- **EXERCISE BRIEF**
Find the lines of the material below that include the string "Create", then copy each one.

- **RECORDS FOR PROCESSING**
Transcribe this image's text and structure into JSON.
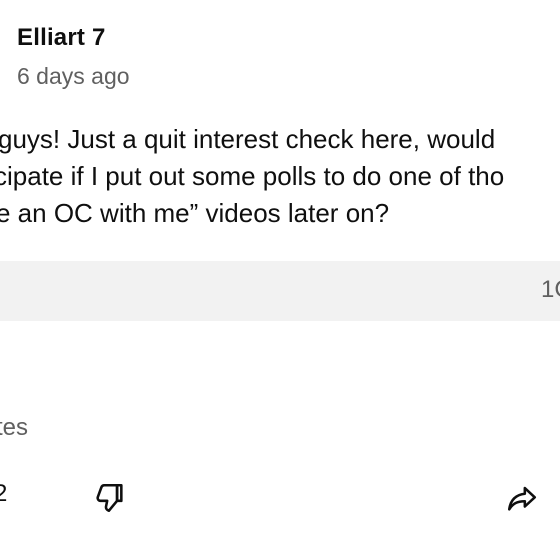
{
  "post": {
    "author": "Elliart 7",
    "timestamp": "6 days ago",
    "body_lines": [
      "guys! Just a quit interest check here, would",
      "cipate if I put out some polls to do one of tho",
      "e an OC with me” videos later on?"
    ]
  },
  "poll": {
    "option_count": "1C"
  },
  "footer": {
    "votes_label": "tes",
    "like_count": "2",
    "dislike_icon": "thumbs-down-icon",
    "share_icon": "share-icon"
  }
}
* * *
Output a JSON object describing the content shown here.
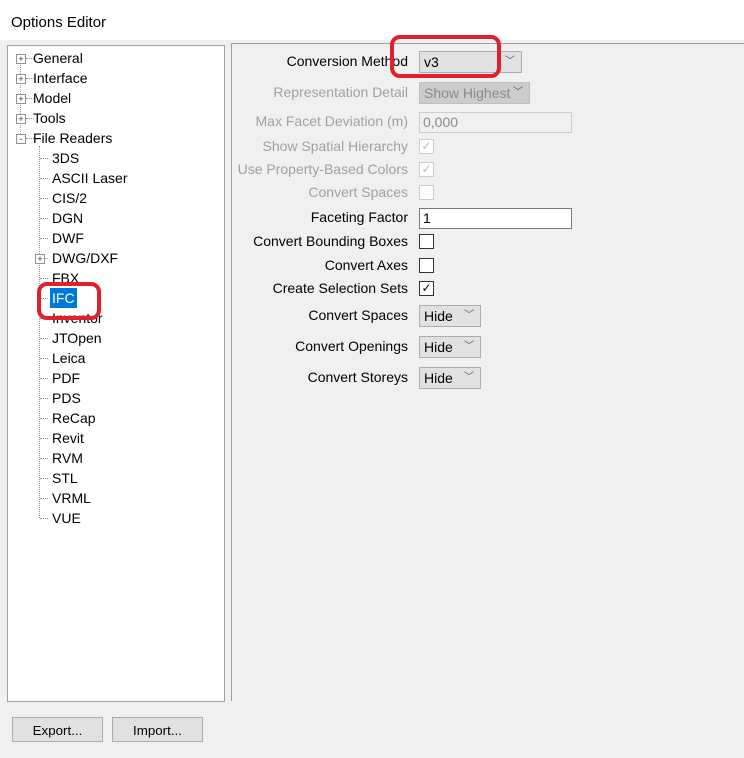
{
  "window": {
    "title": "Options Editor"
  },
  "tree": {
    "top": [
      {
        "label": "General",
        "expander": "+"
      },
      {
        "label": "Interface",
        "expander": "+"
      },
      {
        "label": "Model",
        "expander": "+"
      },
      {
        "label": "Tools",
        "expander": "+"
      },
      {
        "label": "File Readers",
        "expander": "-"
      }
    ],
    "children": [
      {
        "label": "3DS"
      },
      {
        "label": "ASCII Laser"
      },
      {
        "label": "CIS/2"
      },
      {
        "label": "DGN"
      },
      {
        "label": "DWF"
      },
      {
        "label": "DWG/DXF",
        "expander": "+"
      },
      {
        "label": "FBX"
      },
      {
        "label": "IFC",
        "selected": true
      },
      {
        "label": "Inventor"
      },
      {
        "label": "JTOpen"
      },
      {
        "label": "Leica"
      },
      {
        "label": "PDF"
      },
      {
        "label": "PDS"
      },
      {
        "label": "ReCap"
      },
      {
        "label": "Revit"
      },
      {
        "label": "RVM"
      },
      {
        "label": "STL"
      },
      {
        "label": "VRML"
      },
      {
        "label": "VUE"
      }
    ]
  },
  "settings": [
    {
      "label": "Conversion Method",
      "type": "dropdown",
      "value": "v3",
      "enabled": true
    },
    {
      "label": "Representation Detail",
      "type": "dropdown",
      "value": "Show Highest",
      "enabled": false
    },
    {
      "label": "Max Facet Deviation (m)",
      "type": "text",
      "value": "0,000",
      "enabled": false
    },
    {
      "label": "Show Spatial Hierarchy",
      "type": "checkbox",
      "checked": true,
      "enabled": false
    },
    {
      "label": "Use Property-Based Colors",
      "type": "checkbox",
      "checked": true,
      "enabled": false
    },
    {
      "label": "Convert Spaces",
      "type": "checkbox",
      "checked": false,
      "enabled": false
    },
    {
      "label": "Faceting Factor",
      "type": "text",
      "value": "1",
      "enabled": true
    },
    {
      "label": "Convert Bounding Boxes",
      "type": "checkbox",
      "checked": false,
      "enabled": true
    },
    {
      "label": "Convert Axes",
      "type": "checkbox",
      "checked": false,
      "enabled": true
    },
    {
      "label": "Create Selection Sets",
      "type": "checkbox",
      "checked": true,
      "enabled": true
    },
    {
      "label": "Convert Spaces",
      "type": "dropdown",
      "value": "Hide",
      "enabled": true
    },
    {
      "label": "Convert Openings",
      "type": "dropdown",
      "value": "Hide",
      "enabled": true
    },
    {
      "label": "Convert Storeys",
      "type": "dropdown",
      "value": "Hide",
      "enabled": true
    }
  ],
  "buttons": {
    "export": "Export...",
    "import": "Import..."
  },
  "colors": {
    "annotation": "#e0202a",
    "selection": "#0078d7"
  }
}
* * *
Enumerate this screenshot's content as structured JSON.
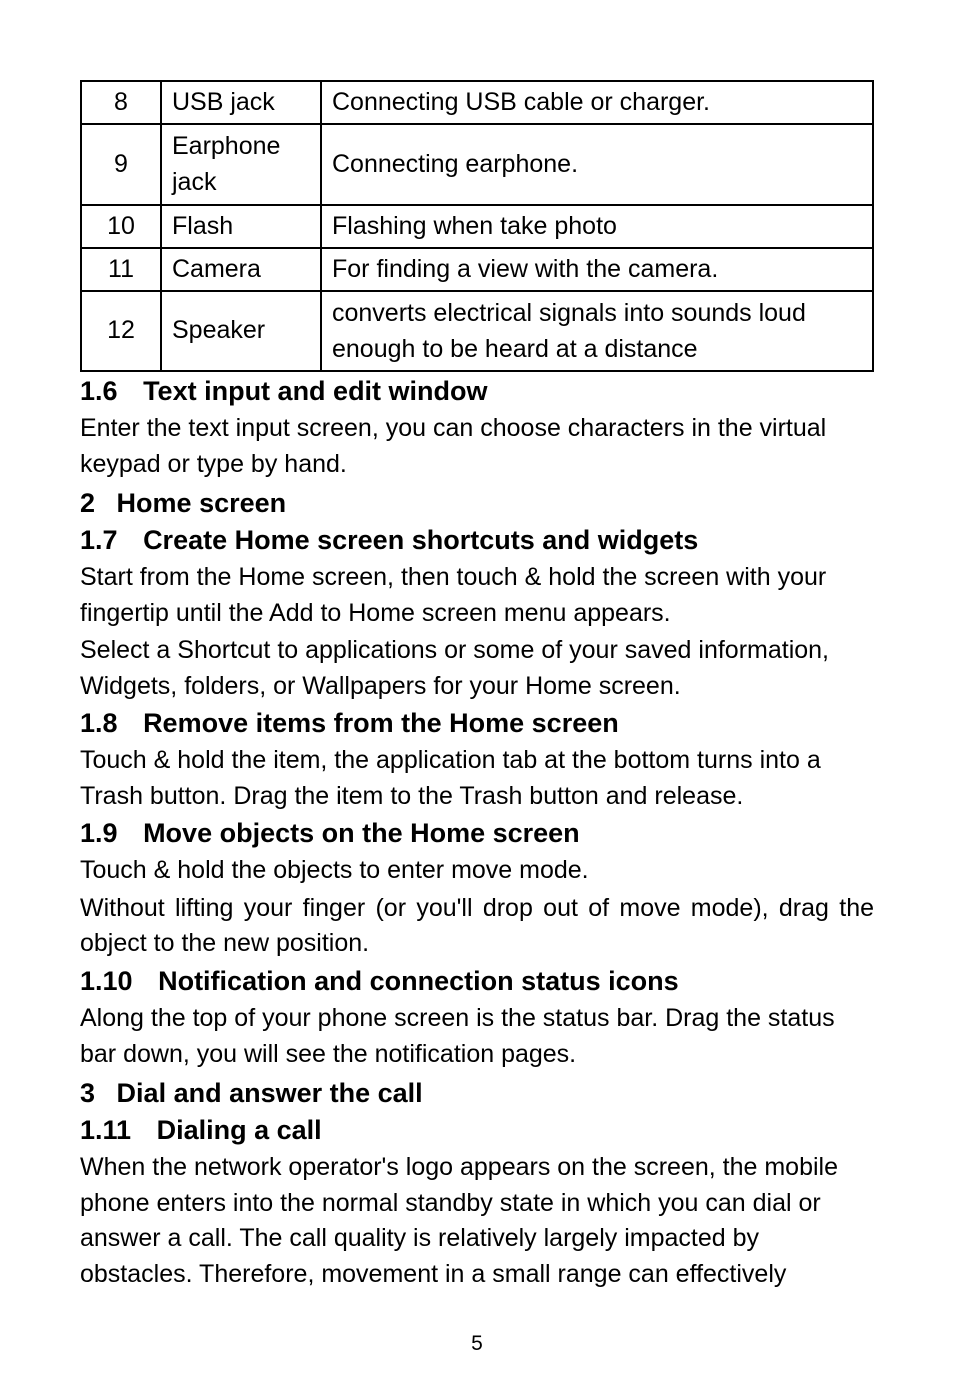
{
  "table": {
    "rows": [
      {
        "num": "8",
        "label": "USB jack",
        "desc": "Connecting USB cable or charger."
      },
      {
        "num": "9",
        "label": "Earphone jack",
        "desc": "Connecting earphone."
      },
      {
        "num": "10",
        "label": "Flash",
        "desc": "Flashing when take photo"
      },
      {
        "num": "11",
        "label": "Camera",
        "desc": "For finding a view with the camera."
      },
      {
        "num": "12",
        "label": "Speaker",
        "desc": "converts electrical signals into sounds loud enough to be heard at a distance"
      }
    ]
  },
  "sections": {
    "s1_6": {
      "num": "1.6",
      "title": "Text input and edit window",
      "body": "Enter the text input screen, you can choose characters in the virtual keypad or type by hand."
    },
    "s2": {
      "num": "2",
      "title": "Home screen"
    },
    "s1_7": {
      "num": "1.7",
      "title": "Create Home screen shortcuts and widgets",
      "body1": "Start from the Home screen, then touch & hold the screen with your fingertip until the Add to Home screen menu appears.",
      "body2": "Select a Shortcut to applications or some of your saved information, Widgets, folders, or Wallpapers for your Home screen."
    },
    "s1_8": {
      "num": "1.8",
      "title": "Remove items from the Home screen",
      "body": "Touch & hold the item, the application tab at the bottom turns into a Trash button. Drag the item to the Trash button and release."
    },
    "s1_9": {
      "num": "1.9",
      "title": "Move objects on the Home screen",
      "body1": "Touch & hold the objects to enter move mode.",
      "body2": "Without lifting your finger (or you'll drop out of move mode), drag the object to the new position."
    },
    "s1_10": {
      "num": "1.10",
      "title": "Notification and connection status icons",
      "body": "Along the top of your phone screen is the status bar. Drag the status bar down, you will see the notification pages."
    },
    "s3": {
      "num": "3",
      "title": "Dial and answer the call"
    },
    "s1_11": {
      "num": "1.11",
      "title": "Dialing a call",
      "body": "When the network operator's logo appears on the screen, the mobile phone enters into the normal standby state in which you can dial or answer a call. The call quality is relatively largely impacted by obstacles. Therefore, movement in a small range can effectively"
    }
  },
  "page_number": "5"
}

- **YOUR SOLUTION**
      "label": "Create Selection Sets",
      "title": "Create Home screen shortcuts and widgets",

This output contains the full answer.